people of Williamsburg to defend themselves against Great Britain. His name
appears in three sections of the current guidebook.

 As for the house names in Williamsburg, it may be helpful to keep in mind
that the Custis-Maupin House (Lot 355) and the Taliaferro-Cole House (Lot
352) are two different houses with separate and distinct histories.

The Taliaferro-Cole House on Lot 352 stands on the south side of Duke of
Gloucester Street at the southeast corner of Nassau Street. See image here:

The Custis-Maupin House on Lot 355 that you saw in the 1960s stands on the
south side of Duke of Gloucester Street across from Bruton Parish Church.
See image here:

Both of the houses appear in Colonial Williamsburg guidebooks from the
1960s (see attached pages).

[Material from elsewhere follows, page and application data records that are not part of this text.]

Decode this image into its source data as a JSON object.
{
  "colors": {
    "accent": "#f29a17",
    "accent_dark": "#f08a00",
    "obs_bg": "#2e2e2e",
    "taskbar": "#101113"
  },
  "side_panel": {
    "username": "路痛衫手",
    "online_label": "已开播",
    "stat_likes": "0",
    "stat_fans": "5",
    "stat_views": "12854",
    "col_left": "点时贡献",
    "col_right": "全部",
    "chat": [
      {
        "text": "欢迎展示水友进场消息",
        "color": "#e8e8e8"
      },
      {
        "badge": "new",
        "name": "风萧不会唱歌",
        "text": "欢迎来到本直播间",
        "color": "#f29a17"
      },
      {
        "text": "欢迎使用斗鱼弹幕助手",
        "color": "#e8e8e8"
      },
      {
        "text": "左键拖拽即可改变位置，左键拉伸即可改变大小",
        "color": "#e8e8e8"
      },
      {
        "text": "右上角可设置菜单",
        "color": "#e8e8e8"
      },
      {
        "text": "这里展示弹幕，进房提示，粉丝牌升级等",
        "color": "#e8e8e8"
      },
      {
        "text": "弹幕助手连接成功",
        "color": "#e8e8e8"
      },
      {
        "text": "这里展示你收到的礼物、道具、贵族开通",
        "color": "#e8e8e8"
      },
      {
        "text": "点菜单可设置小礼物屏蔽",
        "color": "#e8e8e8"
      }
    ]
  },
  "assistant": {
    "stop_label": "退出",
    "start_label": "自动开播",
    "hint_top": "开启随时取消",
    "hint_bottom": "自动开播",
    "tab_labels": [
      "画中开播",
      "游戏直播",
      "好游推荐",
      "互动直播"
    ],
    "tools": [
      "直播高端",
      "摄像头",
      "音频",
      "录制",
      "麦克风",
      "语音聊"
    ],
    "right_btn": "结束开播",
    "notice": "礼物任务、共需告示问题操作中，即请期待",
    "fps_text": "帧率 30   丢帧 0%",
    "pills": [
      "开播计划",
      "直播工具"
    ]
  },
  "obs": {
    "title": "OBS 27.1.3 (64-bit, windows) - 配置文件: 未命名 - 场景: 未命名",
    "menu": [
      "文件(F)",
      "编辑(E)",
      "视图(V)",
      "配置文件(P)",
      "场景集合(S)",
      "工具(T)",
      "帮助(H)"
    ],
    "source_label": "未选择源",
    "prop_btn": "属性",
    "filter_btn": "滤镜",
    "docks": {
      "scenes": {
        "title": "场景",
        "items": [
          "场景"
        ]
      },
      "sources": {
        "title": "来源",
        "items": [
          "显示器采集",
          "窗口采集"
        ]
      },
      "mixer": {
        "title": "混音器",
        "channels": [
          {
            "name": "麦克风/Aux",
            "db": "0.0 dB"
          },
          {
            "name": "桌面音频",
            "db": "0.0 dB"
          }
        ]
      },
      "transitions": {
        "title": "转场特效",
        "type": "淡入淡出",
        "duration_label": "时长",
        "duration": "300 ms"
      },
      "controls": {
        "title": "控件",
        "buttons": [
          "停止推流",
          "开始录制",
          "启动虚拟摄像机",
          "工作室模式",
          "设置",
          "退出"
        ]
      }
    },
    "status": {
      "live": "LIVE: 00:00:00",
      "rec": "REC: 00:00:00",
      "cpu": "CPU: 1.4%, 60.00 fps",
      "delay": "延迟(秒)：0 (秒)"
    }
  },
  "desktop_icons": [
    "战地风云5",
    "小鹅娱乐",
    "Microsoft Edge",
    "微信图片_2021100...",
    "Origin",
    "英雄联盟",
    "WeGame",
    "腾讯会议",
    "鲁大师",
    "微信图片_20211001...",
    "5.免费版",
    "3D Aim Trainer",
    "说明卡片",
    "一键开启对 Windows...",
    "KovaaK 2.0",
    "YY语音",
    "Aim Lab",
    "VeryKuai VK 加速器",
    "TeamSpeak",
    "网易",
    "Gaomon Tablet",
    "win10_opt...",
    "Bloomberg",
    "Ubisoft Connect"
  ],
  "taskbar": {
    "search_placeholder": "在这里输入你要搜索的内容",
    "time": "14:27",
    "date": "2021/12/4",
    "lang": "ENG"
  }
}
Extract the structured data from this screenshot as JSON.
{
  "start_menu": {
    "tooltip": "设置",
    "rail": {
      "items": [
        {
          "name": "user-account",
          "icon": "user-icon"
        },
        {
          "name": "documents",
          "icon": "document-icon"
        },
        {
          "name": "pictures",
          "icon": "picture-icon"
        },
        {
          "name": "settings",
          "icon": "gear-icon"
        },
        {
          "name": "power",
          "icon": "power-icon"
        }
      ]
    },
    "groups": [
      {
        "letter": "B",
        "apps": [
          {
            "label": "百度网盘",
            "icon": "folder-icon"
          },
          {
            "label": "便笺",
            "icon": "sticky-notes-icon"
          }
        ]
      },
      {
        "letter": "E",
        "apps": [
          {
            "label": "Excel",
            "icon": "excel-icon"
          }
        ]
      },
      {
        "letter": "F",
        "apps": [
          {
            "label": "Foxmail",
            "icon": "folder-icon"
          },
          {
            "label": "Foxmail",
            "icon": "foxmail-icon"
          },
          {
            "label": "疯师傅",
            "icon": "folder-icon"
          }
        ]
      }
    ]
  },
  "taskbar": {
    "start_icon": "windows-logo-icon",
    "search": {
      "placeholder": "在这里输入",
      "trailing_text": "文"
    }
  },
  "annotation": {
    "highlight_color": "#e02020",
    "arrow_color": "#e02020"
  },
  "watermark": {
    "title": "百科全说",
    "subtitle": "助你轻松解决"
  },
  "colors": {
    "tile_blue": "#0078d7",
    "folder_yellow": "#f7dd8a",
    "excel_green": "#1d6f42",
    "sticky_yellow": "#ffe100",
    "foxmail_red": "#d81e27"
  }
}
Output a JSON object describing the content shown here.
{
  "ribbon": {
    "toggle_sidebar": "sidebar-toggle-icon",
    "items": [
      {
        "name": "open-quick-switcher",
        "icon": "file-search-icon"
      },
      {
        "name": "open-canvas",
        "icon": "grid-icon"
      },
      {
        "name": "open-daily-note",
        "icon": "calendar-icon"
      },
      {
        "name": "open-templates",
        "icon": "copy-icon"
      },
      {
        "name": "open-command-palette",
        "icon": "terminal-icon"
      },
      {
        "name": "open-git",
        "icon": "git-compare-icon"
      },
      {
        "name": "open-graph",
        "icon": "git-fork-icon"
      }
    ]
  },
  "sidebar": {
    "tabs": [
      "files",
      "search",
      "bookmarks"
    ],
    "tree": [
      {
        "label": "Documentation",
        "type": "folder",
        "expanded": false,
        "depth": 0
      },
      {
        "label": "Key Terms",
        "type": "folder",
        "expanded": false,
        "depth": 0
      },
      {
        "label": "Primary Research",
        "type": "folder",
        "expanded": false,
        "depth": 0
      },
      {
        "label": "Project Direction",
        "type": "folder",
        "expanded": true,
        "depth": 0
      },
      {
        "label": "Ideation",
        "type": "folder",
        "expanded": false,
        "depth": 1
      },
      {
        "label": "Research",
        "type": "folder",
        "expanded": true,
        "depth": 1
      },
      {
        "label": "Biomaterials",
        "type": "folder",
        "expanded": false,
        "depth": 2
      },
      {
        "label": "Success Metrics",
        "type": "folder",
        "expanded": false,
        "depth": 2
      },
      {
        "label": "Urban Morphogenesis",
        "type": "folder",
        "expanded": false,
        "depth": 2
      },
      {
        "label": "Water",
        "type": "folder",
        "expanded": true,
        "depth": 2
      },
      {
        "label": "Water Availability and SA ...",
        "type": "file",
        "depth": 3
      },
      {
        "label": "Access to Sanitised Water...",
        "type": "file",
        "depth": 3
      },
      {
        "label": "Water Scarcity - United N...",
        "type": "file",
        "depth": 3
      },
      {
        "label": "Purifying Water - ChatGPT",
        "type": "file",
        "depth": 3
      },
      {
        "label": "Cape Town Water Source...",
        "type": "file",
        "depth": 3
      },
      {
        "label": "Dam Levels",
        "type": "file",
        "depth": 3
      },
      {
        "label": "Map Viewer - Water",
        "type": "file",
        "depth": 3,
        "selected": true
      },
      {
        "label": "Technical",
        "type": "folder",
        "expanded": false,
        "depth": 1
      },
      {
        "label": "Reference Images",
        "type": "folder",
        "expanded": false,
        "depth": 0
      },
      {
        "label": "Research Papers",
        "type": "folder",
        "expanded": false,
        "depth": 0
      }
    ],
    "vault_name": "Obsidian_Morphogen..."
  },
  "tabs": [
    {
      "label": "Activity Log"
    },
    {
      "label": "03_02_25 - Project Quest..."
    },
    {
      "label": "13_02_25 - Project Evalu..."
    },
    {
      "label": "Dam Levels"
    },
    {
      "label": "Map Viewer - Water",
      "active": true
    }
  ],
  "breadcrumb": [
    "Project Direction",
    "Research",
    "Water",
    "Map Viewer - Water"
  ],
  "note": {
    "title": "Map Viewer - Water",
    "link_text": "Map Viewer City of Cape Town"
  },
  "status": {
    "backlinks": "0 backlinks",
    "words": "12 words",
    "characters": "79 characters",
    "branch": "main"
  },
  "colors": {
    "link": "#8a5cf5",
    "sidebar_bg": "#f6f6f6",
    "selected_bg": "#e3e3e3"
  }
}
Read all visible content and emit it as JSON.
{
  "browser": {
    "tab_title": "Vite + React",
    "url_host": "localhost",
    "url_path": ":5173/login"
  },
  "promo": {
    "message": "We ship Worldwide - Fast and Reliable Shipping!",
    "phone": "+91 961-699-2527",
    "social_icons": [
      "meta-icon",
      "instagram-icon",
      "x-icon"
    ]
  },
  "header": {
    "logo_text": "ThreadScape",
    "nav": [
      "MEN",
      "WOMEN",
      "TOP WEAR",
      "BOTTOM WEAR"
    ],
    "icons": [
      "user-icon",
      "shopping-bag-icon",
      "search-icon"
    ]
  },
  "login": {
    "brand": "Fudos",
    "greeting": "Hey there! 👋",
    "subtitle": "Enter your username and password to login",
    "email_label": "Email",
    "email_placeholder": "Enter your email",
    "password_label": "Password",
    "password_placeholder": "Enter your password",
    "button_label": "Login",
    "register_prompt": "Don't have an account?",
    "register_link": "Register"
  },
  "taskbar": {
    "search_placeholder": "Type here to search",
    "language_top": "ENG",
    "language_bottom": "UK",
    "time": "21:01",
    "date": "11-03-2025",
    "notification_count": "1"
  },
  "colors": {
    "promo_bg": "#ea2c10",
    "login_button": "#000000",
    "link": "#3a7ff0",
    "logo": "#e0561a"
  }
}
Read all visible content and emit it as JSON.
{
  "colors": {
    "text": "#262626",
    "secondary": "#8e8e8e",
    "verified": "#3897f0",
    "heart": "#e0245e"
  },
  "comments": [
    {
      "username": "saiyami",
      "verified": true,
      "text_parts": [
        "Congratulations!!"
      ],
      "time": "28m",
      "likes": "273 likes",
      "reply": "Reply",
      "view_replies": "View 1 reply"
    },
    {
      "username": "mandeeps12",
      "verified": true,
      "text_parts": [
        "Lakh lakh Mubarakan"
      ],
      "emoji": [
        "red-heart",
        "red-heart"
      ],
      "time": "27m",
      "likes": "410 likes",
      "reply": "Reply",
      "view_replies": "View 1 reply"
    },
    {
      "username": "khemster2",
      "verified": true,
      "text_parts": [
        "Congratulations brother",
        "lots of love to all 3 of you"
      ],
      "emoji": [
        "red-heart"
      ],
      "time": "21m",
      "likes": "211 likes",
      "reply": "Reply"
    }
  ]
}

Colonial Williamsburg’s naming practices for houses in its historic area
changed over the course of the 20th-century. Initially, several houses
carried hyphenated names for different reasons, sometimes to commemorate
both an 18th- and 19th-century person or family. Because Colonial
Williamsburg obtained Lot 355 from Maupin descendants in 1939, it is likely
that was part of the decision to include both the Custis and Maupin names
early on.

In the 1980s, house naming standards at Colonial Williamsburg changed. It
was deemed important that names for houses in the historic area coincide as
closely as possible with the period from about 1760 to the American
Revolution presented in the colonial setting. Consequently, in 1984, the
Custis-Maupin House on Lot 355 was renamed the Custis Tenement. A Maupin
family connection with it did not begin until John M. Maupin’s ownership in
1838, well beyond the 18th-century history that Colonial Williamsburg
presents in its daily programs and historical interpretation. John Custis
owned Lot 355 from 1715 and it remained in Custis family hands until 1782.
During that period, members of the Custis family owned the house and lot
but never lived in it. They rented the dwelling to a succession of tenants,
not an uncommon practice in 18th-century Williamsburg and quite respectable.

At this time, I cannot confirm the construction of a brick house on Lot
355. It is clear, however, that John M. Maupin had a large addition built
onto what was already on Lot 355 in 1838. 

 The history of Lot 352 where the Taliaferro-Cole House stands is
problematic. Lot 352 was located on the James City County side of
Williamsburg in the eighteenth century. That is important because the
county line between York County and James City County bisected
Williamsburg. While the York County court records (deeds, wills,
inventories, etc.) are mostly extant, records for the James City County
side of Williamsburg were destroyed during the Civil War. Gabriel Maupin I
(the immigrant) arrived in Virginia about 1700. From that time until after
his death (1719 or 1720), he was described as living in York County,
including on January 19, 1719, when the York County Court granted him a
license “to keep an ordinary at his now dwelling house in Williamsburgh in
this county [i. e. York County] for the next year ensuing.” The 1724 deed
of trust for Lot 352 executed by Thomas Creas and his wife, Mary Creas
(widow of Gabriel I), is recorded in the York County records even though
Lot 352 was on the James City County side of Williamsburg. This is baffling
and bears further investigation. Note that the ownership of Lot 352 is
undocumented from Thomas Creas’s death in 1756 until Charles Taliaferro
owned it by the 1770s. Blank periods of this nature are quite common for
dwellings and lots on the James City side of Williamsburg due to the loss
of records mentioned above.

I am in hopes that the information above is helpful. I’d be happy to hear
any comment or further questions you may have. Colonial Williamsburg is
always happy to know of records family members have preserved. This is
especially true for the Maupin family associated as it was with three
properties in the eighteenth century (Taliaferro-Cole House, Alexander
Craig House, and Market Square Tavern) and five in the nineteenth century
(Custis Tenement, Raleigh Tavern, Peter Scott House Site, James City
Courthouse Site, and the Archibald Blair Storehouse Site.

Kind regards,


Linda H. Rowe
Research and Interpretive Education
Colonial Williamsburg Foundation

See note below from Donna Maupin on the matter---thanks for your response.